From the Neanderthals to the 21st century people have come together-- initially to survive, and later on to live, prosper, and thrive. Integral to the success is the creation of governance and rule of law. Although the rule of law stifles the rights of the individual, governments must create order to provide equality, opportunity, and wealth for their citizens. Political theorist like Hugo Grotius, Thomas Hobbs, and John Locke have expressed the importance of both human rights and the laws that defend them. Each person discusses how much power should a government have over the individual rights of their people. While the rulers and the ruled seem to antagonize each other, a balance should be created so that both government and the people benefit from each other enforcing the law and protecting the individual rights. It is, after all, in a government’s best interest to keep the people content, because with out people to govern, there is no government.
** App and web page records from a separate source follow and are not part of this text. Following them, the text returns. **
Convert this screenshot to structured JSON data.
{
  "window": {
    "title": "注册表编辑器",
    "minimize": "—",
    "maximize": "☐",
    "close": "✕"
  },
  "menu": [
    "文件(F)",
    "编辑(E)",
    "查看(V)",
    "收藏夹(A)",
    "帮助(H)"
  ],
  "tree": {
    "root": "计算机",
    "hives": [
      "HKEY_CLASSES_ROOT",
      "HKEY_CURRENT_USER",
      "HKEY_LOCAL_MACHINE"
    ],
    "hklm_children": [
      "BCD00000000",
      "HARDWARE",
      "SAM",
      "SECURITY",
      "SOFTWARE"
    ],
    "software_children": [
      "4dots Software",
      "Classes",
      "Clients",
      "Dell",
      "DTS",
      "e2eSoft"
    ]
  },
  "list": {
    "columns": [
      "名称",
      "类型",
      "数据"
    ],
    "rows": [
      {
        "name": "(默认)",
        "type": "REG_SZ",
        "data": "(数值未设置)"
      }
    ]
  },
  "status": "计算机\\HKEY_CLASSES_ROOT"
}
The logical possibility for people in a state of nature would be to willingly assemble and form a state. John Locke believed that individuals in a state of nature would be bound morally, by the law of nature, and would not harm each other in their lives or possession. However, without government to defend them against those seeking to injure or enthrall them, people would have no security from the violation of their rights. John Locke argued that individuals would agree to form a state that would provide a "neutral judge", acting to protect the life, liberty, and property of those who lived within it. To ensure communal prosperity and safety, laws and regulations were enacted that would at the same time, repress individual’s right to complete freedom. When writing about terrorism and how it affects human rights in the United States, James A. Piazza wrote that governments cannot maximize both security and human rights. This trade-off of security and liberty exists because rights and liberties interfere with the authority’s ability to wage an effective counter-terrorism campaign. Similarly, Grant Wardlaw said “ the difficulty for democratic states is that attempts to limit the freedom of action of terrorists necessarily impact adversely on a wider group of people, interfering with the liberties enjoyed by many citizens.” In other words, to protect the country from terrorism, the government invades the right of privacy. Another example of government attempting to impose rules for the better of society was obvious last month. Indeed, it would be hard not to miss in current news discussion of outlawing certain firearms in the United States. Some citizens claim they have the right to bare arms as a way to defend themselves while others assert firearms are to be banned to protect others from injury. In a country where liberty and repression of rights is more or less balanced, should the government take away the right to bare arms, for the safety of others, or should it keep the current law so that citizens can defend themselves from a tyrannical government? The idea that the right of gun ownership could be repressed for the well-being of others supports Grant Wardlaw’s comment. Just as terrorism poses a threat to the country, gun ownership poses a threat to the safety of the country’s citizens. However, without proper checks and balances, governments could overstep their authority and claim more than necessary. It is not humane in any way to repress all rights as many dictatorships do, especially those that endanger the lives of it’s citizens because as Rawls suggests in A Theory of Justice, everyone has rights to certain aspects of life including life itself. Governments that have full authority over its people typically do not have the people in mind, sometimes forcing people to live in disturbing conditions and fear. In June of 2008, looming food deficits and increased flight from North Korea resulted in a “shoot on sight”